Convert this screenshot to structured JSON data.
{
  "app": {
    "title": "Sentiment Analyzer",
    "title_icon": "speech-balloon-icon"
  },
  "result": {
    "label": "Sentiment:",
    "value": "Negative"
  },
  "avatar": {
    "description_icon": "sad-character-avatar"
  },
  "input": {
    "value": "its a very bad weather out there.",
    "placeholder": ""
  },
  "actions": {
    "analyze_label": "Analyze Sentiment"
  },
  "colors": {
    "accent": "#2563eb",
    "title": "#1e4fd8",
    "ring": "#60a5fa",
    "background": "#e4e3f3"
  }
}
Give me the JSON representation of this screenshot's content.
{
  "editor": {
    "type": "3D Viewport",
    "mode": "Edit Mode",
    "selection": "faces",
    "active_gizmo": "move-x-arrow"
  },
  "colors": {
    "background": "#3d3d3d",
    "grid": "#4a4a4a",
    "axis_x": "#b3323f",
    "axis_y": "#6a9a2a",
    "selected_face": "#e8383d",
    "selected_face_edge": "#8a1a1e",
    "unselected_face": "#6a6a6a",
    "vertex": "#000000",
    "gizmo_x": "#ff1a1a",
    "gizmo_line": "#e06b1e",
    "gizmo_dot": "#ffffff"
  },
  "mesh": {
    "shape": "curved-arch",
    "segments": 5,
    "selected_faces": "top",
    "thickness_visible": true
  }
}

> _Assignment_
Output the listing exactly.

> _Response box_
Convert this screenshot to structured JSON data.
{
  "app": {
    "title": "Sentiment Analyzer",
    "title_icon": "speech-balloon-icon"
  },
  "result": {
    "label": "Sentiment:",
    "value": "Negative"
  },
  "avatar": {
    "description_icon": "sad-character-avatar"
  },
  "input": {
    "value": "its a very bad weather out there.",
    "placeholder": ""
  },
  "actions": {
    "analyze_label": "Analyze Sentiment"
  },
  "colors": {
    "accent": "#2563eb",
    "title": "#1e4fd8",
    "ring": "#60a5fa",
    "background": "#e4e3f3"
  }
}
Give me the JSON representation of this screenshot's content.
{
  "editor": {
    "type": "3D Viewport",
    "mode": "Edit Mode",
    "selection": "faces",
    "active_gizmo": "move-x-arrow"
  },
  "colors": {
    "background": "#3d3d3d",
    "grid": "#4a4a4a",
    "axis_x": "#b3323f",
    "axis_y": "#6a9a2a",
    "selected_face": "#e8383d",
    "selected_face_edge": "#8a1a1e",
    "unselected_face": "#6a6a6a",
    "vertex": "#000000",
    "gizmo_x": "#ff1a1a",
    "gizmo_line": "#e06b1e",
    "gizmo_dot": "#ffffff"
  },
  "mesh": {
    "shape": "curved-arch",
    "segments": 5,
    "selected_faces": "top",
    "thickness_visible": true
  }
}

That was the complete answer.